Thanks, as always!

Amy Stevens
System Director of Communications and Public Relations
Wellmont Health System
(423) 230-8235
(423) 578-5951 (pager)

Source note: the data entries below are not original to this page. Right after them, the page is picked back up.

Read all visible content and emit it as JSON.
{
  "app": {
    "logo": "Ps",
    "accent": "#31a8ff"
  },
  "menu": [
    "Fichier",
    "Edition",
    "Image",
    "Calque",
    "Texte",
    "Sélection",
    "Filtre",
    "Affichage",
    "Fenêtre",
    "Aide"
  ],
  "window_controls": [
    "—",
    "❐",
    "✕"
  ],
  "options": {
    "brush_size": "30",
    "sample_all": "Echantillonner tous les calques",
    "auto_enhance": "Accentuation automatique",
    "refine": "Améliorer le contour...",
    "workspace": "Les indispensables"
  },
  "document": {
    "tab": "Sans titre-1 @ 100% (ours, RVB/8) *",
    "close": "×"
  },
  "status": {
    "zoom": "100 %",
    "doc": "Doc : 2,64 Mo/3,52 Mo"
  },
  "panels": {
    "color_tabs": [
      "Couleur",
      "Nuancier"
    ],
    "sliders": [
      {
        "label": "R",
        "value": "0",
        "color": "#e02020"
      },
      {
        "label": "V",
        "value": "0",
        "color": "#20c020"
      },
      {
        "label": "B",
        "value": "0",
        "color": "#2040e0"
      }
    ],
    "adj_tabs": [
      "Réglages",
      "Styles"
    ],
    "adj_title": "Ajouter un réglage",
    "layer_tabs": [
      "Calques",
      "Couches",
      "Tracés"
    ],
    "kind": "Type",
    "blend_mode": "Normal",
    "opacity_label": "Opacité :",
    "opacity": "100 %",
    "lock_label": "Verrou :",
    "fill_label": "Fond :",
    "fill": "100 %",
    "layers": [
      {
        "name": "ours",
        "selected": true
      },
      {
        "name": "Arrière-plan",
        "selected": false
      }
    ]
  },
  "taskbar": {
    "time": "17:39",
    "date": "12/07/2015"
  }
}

Each year, Modern Physician and Modern Healthcare magazines compile a ranking of the nation’s 50 most powerful physician executives.
 
Dr. Richard Salluzzo, Wellmont Health System’s president and chief executive officer and a double-board-certified physician, has been named one of 100 finalists for this prestigious honor.
 
Since taking the helm of the Wellmont system in 2004, Dr. Salluzzo has overseen a $25 million financial turnaround and directed myriad operational improvements that have resulted in dramatically improved performance throughout Wellmont’s member hospitals. Perhaps most significantly, Dr. Salluzzo is leading Wellmont’s revolutionary initiative to become the safest health system in
America.
 
The 50 physician executives who will be honored by Modern Physician and Modern Healthcare are selected by a public voting process. Please consider showing your support for Dr. Salluzzo’s leadership by casting a vote for him at www.modernphysician.com by clicking the following link: http://www.modernphysician.com/page.cms?pageId=276 Voting will continue through March 2.
 
Thank you.

 

----------------------------------------------------------------------------------------------------------------

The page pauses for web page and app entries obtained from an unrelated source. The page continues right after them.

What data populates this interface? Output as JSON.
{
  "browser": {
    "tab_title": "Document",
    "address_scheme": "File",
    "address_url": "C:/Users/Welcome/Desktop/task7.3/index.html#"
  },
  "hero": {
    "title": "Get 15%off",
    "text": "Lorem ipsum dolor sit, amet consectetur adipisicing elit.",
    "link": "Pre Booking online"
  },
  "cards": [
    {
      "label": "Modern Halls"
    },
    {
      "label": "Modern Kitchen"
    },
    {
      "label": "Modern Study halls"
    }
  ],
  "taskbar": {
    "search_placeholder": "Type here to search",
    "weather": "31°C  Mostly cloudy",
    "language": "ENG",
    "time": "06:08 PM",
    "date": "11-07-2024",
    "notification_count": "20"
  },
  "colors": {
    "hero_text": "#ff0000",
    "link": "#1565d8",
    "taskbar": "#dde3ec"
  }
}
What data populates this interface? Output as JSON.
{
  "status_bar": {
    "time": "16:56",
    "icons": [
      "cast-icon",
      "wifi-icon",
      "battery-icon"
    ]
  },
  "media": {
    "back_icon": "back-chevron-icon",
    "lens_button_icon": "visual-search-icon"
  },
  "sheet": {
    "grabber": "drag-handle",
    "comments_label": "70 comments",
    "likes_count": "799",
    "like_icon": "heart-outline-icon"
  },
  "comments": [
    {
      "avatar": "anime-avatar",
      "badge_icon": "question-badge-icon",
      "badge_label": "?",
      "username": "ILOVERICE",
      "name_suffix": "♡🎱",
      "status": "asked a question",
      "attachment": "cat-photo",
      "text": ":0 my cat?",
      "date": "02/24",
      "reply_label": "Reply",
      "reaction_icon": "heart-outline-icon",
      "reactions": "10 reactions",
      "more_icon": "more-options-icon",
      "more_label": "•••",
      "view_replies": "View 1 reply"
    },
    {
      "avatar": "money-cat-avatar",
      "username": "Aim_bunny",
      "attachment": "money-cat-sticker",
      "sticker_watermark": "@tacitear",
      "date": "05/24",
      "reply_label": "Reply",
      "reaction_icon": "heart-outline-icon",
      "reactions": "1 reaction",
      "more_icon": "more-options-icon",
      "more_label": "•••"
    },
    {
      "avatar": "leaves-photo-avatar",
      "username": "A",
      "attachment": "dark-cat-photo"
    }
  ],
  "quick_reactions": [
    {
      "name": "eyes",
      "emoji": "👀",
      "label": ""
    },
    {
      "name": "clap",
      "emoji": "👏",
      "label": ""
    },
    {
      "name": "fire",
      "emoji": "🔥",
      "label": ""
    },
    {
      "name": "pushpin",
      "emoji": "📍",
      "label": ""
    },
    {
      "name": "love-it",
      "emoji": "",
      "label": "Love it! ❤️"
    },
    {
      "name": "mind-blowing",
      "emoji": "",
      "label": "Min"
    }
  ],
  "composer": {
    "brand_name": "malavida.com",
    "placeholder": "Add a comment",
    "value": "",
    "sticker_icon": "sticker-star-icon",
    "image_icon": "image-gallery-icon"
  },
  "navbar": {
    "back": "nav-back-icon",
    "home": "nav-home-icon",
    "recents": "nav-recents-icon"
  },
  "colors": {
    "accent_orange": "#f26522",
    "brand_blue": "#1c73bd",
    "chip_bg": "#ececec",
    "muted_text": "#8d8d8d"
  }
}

Community e-news sponsored by Charter High Speed Internet www.charter.com

 

To subscribe or unsubscribe, write to jeff_fleming@earthlink.net

 

For archival posts, use search feature at www.jefffleming.blogspot.com

 

www.MoveToKingsport.com

www.MoveToBristol.org

www.MoveToNortheastTN.com

 

Links:

*Downtown Kingsport www.downtownkingsport.org

*City of Kingsport www.kingsportdevelopmentservices.com

*Small Business www.kingsportchamber.org/kedp/sbSmBusSuprt.htm

*Kingsport-Bristol-Sullivan County www.networkstn.com

*Tri-Cities Region www.tricitiesedalliance.com

*State of Tennessee www.state.tn.us/ecd

*Tri-Cities Regional Airport, Air Cargo & Foreign Trade Zone www.triflight.com

 

 

 

Kingsport is located on the Tennessee-Virginia border at the crossroads of I-81 and I-26 near the geographic center of the Eastern U.S. This city of 50,000 in a metro of 308,000, was planned by renowned American planner John Nolen in his office at Harvard Square. Located in the lush green foothills of the Tennessee Valley, it is surrounded by the Southern Highlands and mountain lakes. Kingsport is home to Marriott’s www.MeadowViewResort.com and thousands of acres of unique, natural amenities at Bays Mountain and Warriors Path Parks. The natural geography provides a temperate, well-balanced climate with four seasons and a natural shelter from extreme weather. Population growth has also been well-balanced, ensuring you will not outgrow your decision to relocate. With no personal property taxes, special assessments, or state income taxes on salaries/wages, you’ll find that Kingsport has a very low cost of living coupled with an exceptionally high quality of life (see for yourself at www.BestPlaces.net). The regional airport (TRI) has direct flights to Atlanta, Charlotte, Orlando and St. Pete/Clearwater with easy access, parking, and virtually no security lines. The public education system was planned by Columbia University and Newsweek has repeatedly recognized the local high school as one of the best in America. Year in and year out our graduates go on to the top colleges and universities (and without costly private school tuition fees). Harvard also recognized Kingsport in 2009 with the Innovations in American Government Award for its higher education initiative. What are you waiting for? It’s time to leave the high costs, traffic jams, and stress behind and discover this hidden gem.